At the end of the day, the only “remedy” for “consumerism” is the self-knowledge to realize what truly contributes to our own flourishing and the virtue to carry it out. The alternative to consumerism isn’t political. It is cultural and even — dare I say it — metaphysical (“A Capitalist Critique of Consumerism“).
This is a concise summary of the argument I make in The Cure for Consumerism. The moral problem of consumerism isn’t a problem of too much stuff. Unfortunately, many critics of consumerism assume just this; that we have too much and so we need to have less stuff. As Trentmann (and Gobry) point out, we do have a lot of stuff. And yes, it isn’t too farfetched to say that some of us—even many of us—have too much stuff.
But as is often the case, saying we have too much stuff begs a number of questions and os fails to deal with consumerism as a moral problem. Instead, the critique that we have too much stuff uncritically assumes a crude, materialistic understanding of human economic activity. As a result, the proposed solutions (typically, less stuff and more regulations to limit our acquisition of more stuff in the future), undermines moral agency not just in the arena of economic activity but in other areas of human life.
“The propensity to truck [i.e., produce], barter and exchange,” Adam Smith says, “is common to all men, and to be found in no other race of animals.” In other words, far from being merely a requirement for our physical existence, there is something distinctively human about economic activity. This is the central point in Trentmann’s analysis (and critique) of consumerism. Human beings are by nature creative and our economic activity is one way in which we manifest or embody our creativity.

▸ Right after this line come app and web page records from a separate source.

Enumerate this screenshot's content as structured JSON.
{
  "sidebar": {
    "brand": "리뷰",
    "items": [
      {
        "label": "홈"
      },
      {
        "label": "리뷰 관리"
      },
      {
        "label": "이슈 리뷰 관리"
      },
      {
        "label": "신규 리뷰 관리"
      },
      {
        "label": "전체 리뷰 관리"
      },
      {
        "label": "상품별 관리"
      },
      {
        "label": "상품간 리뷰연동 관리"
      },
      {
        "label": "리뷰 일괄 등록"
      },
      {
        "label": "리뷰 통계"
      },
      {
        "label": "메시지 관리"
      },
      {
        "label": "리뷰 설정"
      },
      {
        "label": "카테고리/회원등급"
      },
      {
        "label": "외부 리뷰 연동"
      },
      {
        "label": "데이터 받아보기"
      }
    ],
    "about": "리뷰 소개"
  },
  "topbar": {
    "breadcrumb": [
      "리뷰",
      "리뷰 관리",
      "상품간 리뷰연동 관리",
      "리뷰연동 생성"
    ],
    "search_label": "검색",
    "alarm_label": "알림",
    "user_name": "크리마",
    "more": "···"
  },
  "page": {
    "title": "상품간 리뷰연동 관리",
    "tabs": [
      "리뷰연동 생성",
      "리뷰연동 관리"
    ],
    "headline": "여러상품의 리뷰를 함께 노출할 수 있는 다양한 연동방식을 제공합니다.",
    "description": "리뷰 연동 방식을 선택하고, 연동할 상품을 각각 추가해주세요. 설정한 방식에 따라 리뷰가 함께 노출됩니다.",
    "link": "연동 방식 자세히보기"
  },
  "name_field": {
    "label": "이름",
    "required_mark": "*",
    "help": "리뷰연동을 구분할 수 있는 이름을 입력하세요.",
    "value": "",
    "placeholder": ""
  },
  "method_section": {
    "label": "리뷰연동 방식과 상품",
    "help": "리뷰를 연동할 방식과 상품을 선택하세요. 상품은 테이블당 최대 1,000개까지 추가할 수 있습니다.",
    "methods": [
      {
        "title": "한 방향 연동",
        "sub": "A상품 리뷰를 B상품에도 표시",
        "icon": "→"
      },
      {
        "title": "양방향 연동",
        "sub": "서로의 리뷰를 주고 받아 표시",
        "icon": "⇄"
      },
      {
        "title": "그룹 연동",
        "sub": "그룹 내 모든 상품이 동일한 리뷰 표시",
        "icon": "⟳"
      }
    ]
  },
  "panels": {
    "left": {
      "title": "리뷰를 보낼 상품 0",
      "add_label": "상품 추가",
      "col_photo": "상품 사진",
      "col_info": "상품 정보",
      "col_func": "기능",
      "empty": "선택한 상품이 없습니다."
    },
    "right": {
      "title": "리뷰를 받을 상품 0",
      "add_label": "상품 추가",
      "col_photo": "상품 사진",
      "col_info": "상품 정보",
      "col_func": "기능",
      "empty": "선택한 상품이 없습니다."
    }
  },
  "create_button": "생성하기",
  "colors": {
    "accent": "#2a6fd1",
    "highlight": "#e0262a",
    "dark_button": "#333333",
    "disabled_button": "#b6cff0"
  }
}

Moving from bare anthropology to theology, allows us to see our “propensity to truck, barter and exchange” as reflections of the imago Dei. Far from being a matter of a bland, utilitarian need, our productivity is rooted in the human vocation to creativity (“truck”). Shifting our focus from the personal to the social, the myriad economic decisions we make every day are the life-giving fruit of our ability to see the goodness of things (“barter”) and our obligation to do the works of justice (“exchange”).

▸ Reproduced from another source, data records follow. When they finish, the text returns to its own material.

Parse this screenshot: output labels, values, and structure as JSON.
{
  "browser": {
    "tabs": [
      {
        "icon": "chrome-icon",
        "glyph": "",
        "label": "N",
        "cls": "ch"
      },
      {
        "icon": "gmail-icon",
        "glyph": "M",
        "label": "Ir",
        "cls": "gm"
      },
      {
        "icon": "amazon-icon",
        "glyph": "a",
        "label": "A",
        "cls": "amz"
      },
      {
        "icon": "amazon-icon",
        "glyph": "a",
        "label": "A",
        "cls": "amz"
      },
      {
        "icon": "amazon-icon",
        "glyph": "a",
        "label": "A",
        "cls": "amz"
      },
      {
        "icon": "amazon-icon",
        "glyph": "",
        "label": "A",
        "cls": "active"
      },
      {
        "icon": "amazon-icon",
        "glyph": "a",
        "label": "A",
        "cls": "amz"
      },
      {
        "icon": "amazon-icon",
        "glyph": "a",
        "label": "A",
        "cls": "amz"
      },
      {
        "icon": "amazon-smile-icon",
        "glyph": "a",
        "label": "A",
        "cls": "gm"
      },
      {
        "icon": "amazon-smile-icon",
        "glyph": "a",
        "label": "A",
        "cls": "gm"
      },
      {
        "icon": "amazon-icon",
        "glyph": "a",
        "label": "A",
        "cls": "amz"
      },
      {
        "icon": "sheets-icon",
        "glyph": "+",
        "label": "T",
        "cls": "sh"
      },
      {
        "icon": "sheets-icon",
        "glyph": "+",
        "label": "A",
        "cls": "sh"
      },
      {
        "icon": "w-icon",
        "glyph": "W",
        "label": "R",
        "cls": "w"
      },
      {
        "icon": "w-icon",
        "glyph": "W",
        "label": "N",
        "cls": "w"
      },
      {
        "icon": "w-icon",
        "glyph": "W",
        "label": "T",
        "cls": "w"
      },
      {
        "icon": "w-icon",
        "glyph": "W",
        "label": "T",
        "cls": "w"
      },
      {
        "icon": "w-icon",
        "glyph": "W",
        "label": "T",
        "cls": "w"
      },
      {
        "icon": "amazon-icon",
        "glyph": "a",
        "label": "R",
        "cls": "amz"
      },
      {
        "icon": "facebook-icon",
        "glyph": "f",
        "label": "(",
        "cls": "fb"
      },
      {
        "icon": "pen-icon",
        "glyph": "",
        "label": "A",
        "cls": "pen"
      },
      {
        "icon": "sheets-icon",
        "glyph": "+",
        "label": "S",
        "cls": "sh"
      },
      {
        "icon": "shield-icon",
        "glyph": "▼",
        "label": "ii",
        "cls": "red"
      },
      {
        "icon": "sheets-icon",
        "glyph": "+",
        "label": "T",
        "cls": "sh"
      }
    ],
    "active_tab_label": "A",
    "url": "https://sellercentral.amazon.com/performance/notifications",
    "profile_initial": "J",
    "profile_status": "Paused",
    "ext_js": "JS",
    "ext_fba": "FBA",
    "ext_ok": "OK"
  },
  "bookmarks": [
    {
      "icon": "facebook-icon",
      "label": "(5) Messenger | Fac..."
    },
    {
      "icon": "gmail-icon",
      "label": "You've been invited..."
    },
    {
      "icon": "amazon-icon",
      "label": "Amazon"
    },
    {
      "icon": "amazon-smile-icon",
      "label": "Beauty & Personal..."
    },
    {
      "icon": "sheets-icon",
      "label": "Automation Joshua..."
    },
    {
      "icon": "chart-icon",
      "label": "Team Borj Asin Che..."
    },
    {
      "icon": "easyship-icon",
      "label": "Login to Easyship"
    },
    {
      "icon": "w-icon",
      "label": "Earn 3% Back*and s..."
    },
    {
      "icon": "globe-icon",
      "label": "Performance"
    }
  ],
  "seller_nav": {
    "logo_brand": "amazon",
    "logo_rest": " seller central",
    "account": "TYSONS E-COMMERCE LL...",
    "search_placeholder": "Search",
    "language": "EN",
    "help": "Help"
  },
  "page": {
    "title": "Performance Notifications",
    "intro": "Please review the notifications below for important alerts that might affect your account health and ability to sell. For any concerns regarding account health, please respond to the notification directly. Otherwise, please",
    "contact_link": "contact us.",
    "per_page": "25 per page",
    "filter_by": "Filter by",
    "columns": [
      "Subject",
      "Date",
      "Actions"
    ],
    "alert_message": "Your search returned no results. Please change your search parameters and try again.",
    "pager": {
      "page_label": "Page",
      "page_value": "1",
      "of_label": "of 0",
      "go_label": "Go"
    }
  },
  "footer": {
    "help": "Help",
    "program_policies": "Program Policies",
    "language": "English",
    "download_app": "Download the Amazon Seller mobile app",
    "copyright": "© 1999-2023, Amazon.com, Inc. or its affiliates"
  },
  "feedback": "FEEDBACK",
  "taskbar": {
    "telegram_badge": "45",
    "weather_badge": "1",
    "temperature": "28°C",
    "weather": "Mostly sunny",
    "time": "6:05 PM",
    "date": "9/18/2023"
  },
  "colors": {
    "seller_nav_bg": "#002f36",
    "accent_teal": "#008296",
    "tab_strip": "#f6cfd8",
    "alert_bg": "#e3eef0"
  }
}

Yes, in a fallen world our “propensity to truck, barter and exchange” has been marred by sin. Sometimes the distinctively human nature of our economic life is so obscured as to be all but invisible.

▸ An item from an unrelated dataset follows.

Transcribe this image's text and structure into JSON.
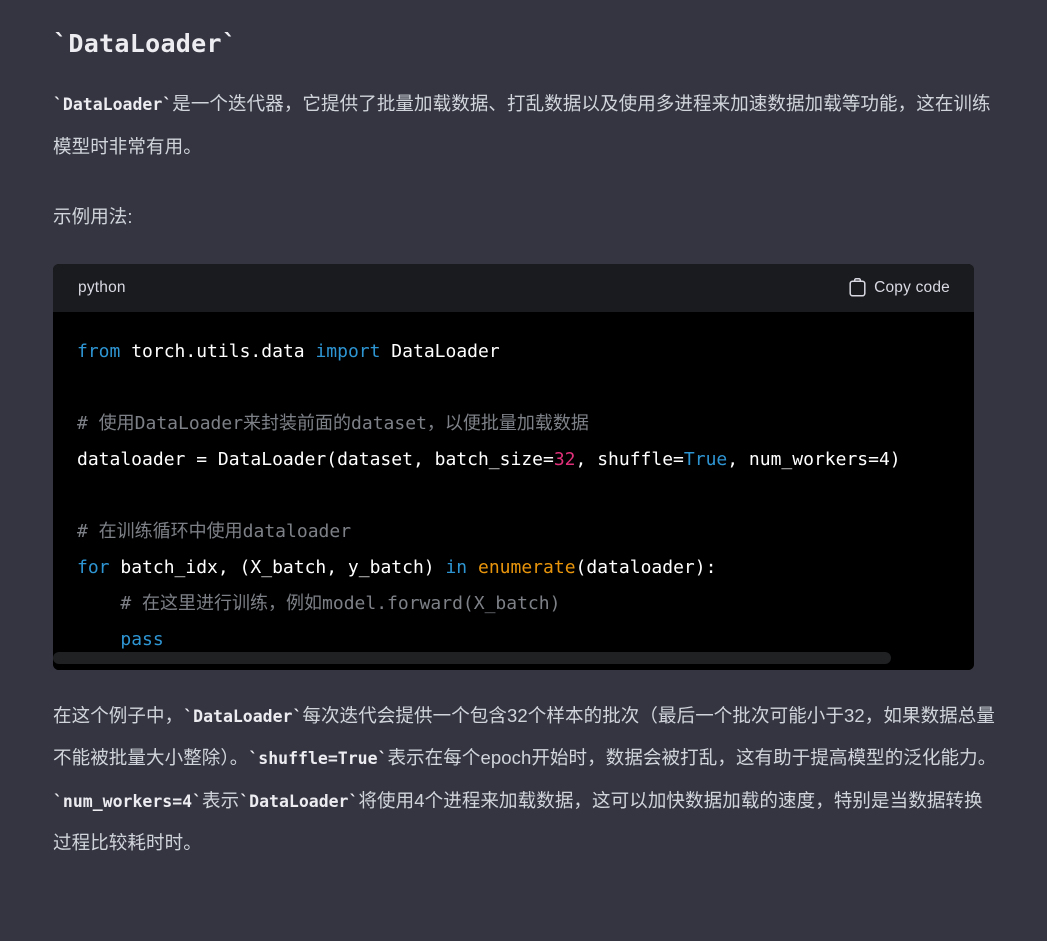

At the same time, no matter how much sin has wounded human goodness, the wound is not so severe as to destroy our humanity. Though damaged by sin, the goodness of our humanity remains and so therefore does the goodness of our economic activity.
More to the point, we have not lost absolutely our ability to be creative, to see goodness and to do the works of justice. In fallen world these are all hard—at times unbearably hard—but because of the enduring presence of God’s grace, they are never impossible. This is why Goby is right when he says that “the only “remedy” for ‘consumerism’ is the self-knowledge to realize what truly contributes to our own flourishing and the virtue to carry it out.”
And this is also why the moral problem of consumerism isn’t so much a matter of how much we own or consume but the goal that we pursue. Let me explain.
Our consumption shapes not only the world around us but also our character. A purely materialistic view of consumption tends to focus only on what we use. Whether we are capitalists or socialists or some blend of them both, a materialistic approach to economics—and so ethical analysis of economic decisions—is inherently, and unavoidably, a zero sum game. What I have, I’ve taken from you because and what I use is gone forever.
In response to this, I might settle on a life of greedy acquisition. I do what I need to do to get what I want and to keep it. While this might sound like capitalism it is just as applicable to socialism (or a mixed economic system). In all three scenarios, consumption is understood as purely materialistic. What changes is not the fear of depravation but the social mechanism that structure competion for ever diminishing resources.
Let me suggest a different, hopefully more fruitful, way of thinking about consumption.
Seeing consumption as the goal production means that consumerism is about having too much stuff. But what I would argue is that consumption is (or at rather, ought to be) in the service of production. We consume to create more material and social wealth.
This means that what we need is not materially less consumption but morally better consumption, that is consumption that “truly contributes to [human] flourishing”; not only mine but yours.
To do this we must first requires that we cultivate a life of personal and social virtue. It also requires understanding the practical and moral character of economic activity. Taken together this means finding ways to help all human beings participate in the distinctively human activity “to truck, barter and exchange.”
But what it doesn’t mean is for human beings to consume less. Not because we sometimes don’t consume too much—we clearly do—but because over-consumption and consumerism are fundamentally matters of human moral and not (simply) materialistic problems.